In recent days the Bureau of Ocean Energy Management, or BOEM, a subsidiary of the Department of the Interior, delayed an 800-megawatt wind project off the coast of Massachusetts indefinitely.
Yesterday President Donald Trump’s administration weakened the Endangered Species Act.
And more than a year ago it scuttled a financing arrangement for the Gateway tunnel, a critical upgrade to the region’s transit system.
Now major offshore-wind developers are concerned that the president could take aim at their fast-growing industry next—affecting two major projects recently announced in New York.
In recent days the Bureau of Ocean Energy Management, or BOEM, a subsidiary of the Department of the Interior, delayed an 800-megawatt wind project off the coast of Massachusetts indefinitely. The setback came after the agency mandated that the project’s developer, Europe-based wind company Vineyard Wind, complete an expanded environmental review that asks it to contemplate the environmental impacts of not just its own project but other wind projects as well.
“This is not part of the original process that BOEM had put forward,” said Liz Burdock, president and CEO of the Business Network for Offshore Wind. “Right now we don’t have any other data points, so we don’t know what this means.”
A spokesman for BOEM said the agency is seeking a revised EIS because it “has determined that a greater build-out of offshore-wind capacity is more reasonably foreseeable than was analyzed” previously. Thousands of megawatts of offshore-wind projects have been envisioned by several states, including New York, New Jersey and Massachusetts.
The setback has left some industry experts wondering whether the federal agency will heap more obstacles in the way of other wind projects, possibly at the behest of fossil fuel interests that support Trump.
Gov. Andrew Cuomo recently announced two power purchase agreements with wind-development companies Orsted and Equinor, which each will build offshore-wind farms that together will produce about 1,700 megawatts. The award was the first of what Cuomo has promised will be 9,000 megawatts of wind power in the state by 2035.
Trump on numerous occasions has criticized wind energy, pointing out that spinning wind turbines kill birds. Turbine blades do cause between 214,000 and 368,000 bird deaths per year, according to a federal report. But that is far fewer than the 6.8 million avian deaths in collisions with cell and radio towers and the 1.4 billion to 3.7 billion bird deaths annually caused by cats.
“The president has said negative things about wind generally,” Joe Martens, executive director of the New York Offshore Wind Alliance, said. “The attitude from people in the wind industry is that this is all cause for concern.

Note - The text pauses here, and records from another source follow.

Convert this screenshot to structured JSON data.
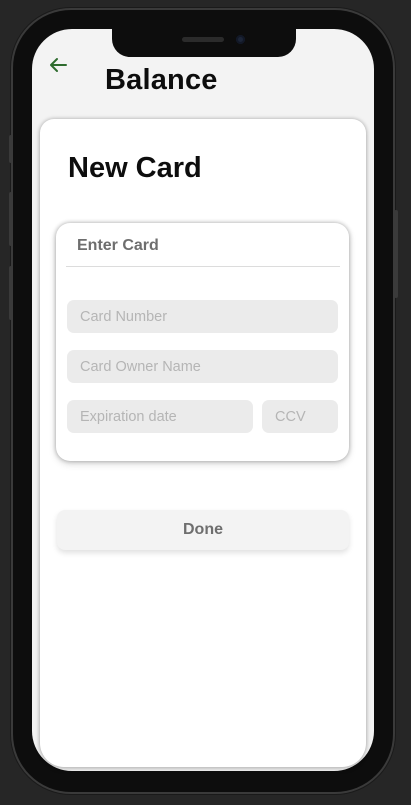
{
  "header": {
    "title": "Balance",
    "back_icon": "arrow-left-icon",
    "accent_color": "#2e6b2e"
  },
  "new_card": {
    "title": "New Card",
    "form": {
      "heading": "Enter Card",
      "card_number": {
        "value": "",
        "placeholder": "Card Number"
      },
      "owner_name": {
        "value": "",
        "placeholder": "Card Owner Name"
      },
      "expiration": {
        "value": "",
        "placeholder": "Expiration date"
      },
      "ccv": {
        "value": "",
        "placeholder": "CCV"
      }
    },
    "done_label": "Done"
  }
}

There is worry that this could be a stop sign from the Trump administration.”
State officials sought to quell fears from the industry.
“We are monitoring the situation closely and at this time do not have any reason to believe that this decision will delay development of New York’s recently awarded offshore-wind projects,” a spokeswoman from the New York state Energy Research and Development Authority said in a statement.
Burdock said she doubted that delays could derail the pipeline of wind development planned along the eastern seaboard but worried that federal hurdles could prompt wind builders to locate turbine manufacturing and logistics facilities offshore in Europe or Asia, erasing many of the local jobs the industry is expected to create.
"The developers are invested in the U.S., but what I am concerned about is that manufacturers looking to come here and make investments reconsider that decision," Burdock said.